THE CONCRETES, MILLIONYOUNG, SCARS ON 45

(Doug Fir, 830 E Burnside) Years before our iTunes playlists were hijacked by the likes of Jens, Lykke, and the Tallest Man, Stockholm's the Concretes held the title as best Swedish pop band in the land. The band resurfaced last year with the precocious WYWH, a sparkling disco-pop recording for the kids who'd rather cross their arms and prop up a wall than actually dance. Credit the Concretes not only for their spirited comeback, but also for pulling off the seemingly impossible swap of vocalists, as singer Victoria Bergsman left the band and was replaced by longtime drummer Lisa Milberg. Just like Genesis! Thankfully WYWH is not their We Can't Dance. Heaven forbid anyone revisit that record again. EAC


FERNANDO, RICHMOND FONTAINE, MASSY FERGUSON

(Mississippi Studios, 3939 N Mississippi) With the exception of the agricultural machinery-named openers (Massy Ferguson), this might as well be a 1997 show at EJ's. Fernando Viciconte and Willy Vlautin of Richmond Fontaine are two of Portland's finest and most enduring songwriters, and just like old times they'll be sharing a stage. Fresh out of retirement, Fernando is making the rounds in support of last year's True Instigator, while the hard-drinking gentlemen of Richmond Fontaine have just finished rolling tape on full-length album number 10. But you won't hear a peep of that record tonight, since the band is treating us to 2002's Winnemucca in its entirety. Let's get dropped off at "Winner's Casino" once more. EAC

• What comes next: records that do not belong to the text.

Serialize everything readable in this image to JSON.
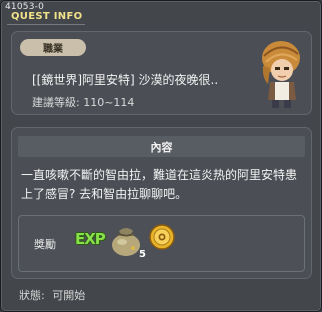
{
  "header": {
    "quest_id": "41053-0",
    "title": "QUEST INFO"
  },
  "summary": {
    "job_tag": "職業",
    "quest_name": "[[鏡世界]阿里安特] 沙漠的夜晚很..",
    "level_text": "建議等級: 110~114"
  },
  "content": {
    "header": "內容",
    "body": "一直咳嗽不斷的智由拉，難道在這炎热的阿里安特患上了感冒? 去和智由拉聊聊吧。"
  },
  "reward": {
    "label": "獎勵",
    "exp_label": "EXP",
    "item_count": "5"
  },
  "status": {
    "label": "狀態:",
    "value": "可開始"
  },
  "colors": {
    "title": "#f1e28a",
    "panel": "#4b4f55",
    "window": "#43464b",
    "exp": "#88e04a"
  }
}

A complete listing of this week's shows can be viewed here.